What the exercise asks:
Make an exact copy of the entries, and keep any pictures out of it.

★ ★ ★

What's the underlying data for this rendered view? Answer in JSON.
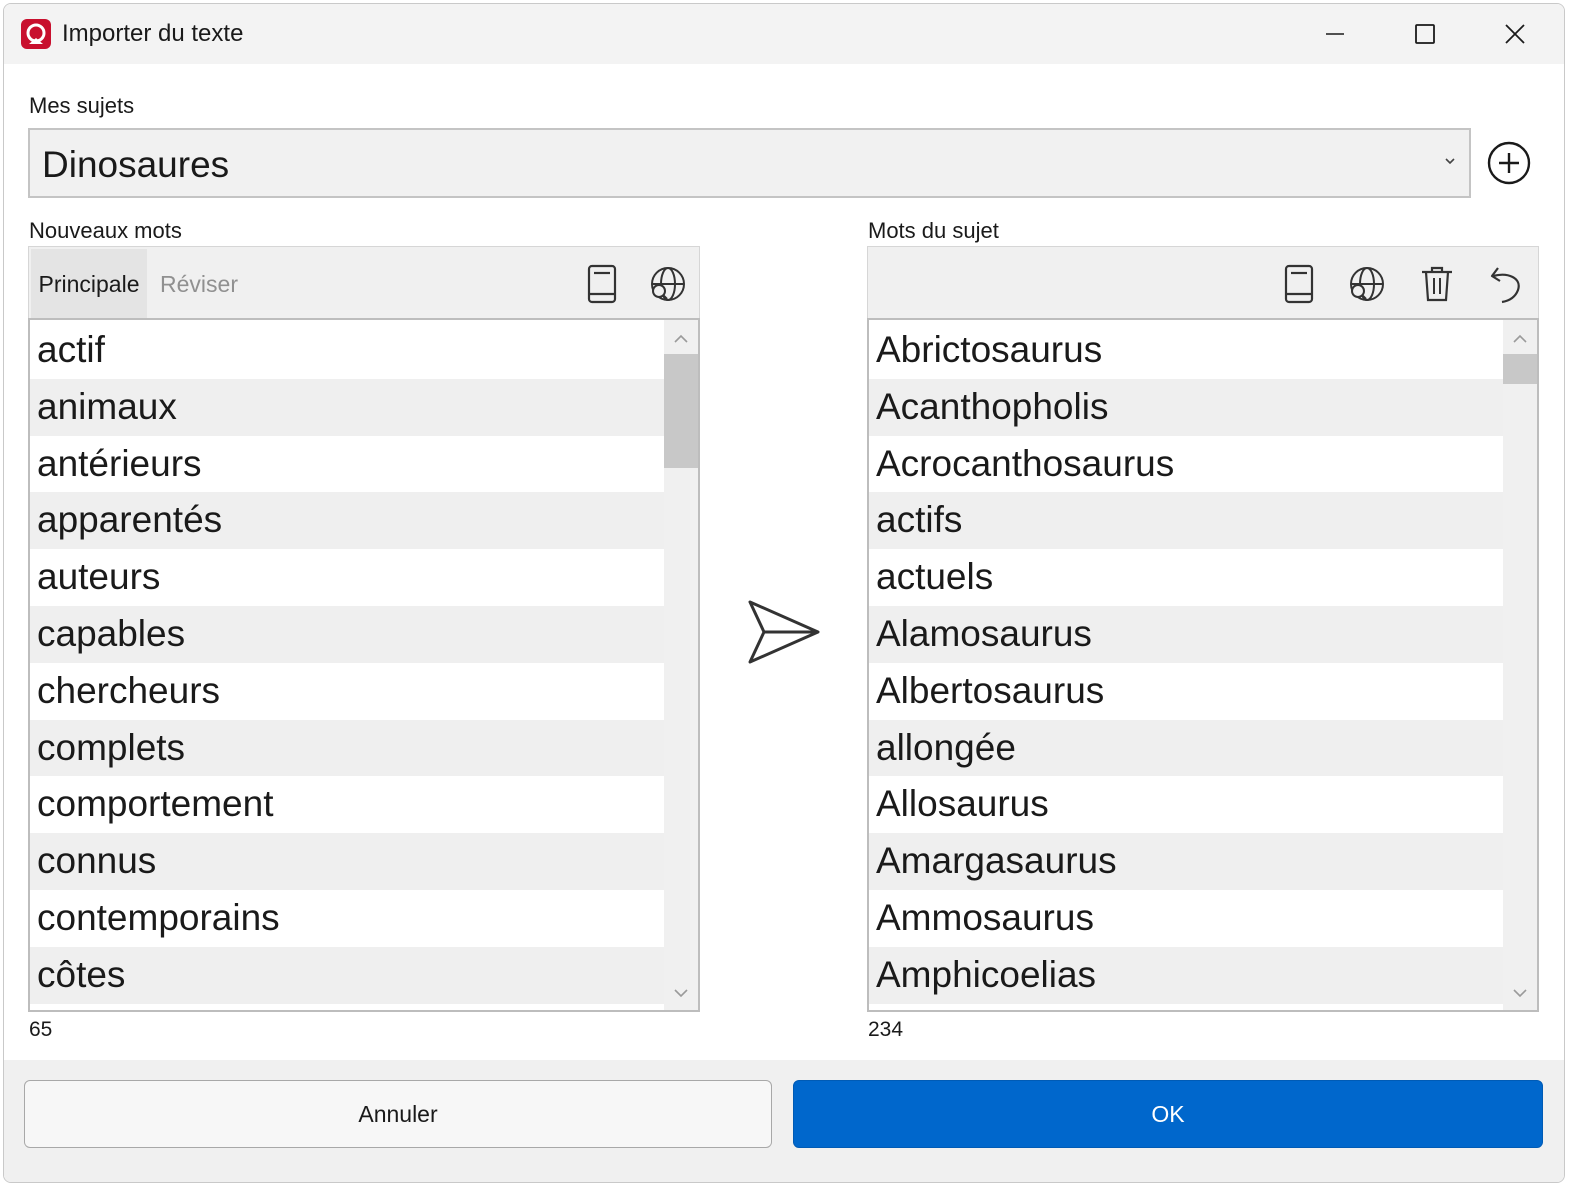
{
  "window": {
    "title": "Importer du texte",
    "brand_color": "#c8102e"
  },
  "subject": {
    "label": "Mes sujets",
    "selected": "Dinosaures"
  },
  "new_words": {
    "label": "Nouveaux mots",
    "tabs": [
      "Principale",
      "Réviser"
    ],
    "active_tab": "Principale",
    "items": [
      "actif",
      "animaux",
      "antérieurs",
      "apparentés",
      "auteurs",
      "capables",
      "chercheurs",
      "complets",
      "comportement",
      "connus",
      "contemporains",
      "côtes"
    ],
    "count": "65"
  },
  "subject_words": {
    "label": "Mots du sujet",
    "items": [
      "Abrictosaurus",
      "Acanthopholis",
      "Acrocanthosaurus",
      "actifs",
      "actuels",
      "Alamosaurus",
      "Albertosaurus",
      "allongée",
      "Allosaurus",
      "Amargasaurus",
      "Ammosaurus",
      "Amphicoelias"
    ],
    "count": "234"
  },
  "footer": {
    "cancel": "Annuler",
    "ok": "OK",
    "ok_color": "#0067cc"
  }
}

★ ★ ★

Response box:
What's the underlying data for this rendered view? Answer in JSON.
{
  "window": {
    "title": "Importer du texte",
    "brand_color": "#c8102e"
  },
  "subject": {
    "label": "Mes sujets",
    "selected": "Dinosaures"
  },
  "new_words": {
    "label": "Nouveaux mots",
    "tabs": [
      "Principale",
      "Réviser"
    ],
    "active_tab": "Principale",
    "items": [
      "actif",
      "animaux",
      "antérieurs",
      "apparentés",
      "auteurs",
      "capables",
      "chercheurs",
      "complets",
      "comportement",
      "connus",
      "contemporains",
      "côtes"
    ],
    "count": "65"
  },
  "subject_words": {
    "label": "Mots du sujet",
    "items": [
      "Abrictosaurus",
      "Acanthopholis",
      "Acrocanthosaurus",
      "actifs",
      "actuels",
      "Alamosaurus",
      "Albertosaurus",
      "allongée",
      "Allosaurus",
      "Amargasaurus",
      "Ammosaurus",
      "Amphicoelias"
    ],
    "count": "234"
  },
  "footer": {
    "cancel": "Annuler",
    "ok": "OK",
    "ok_color": "#0067cc"
  }
}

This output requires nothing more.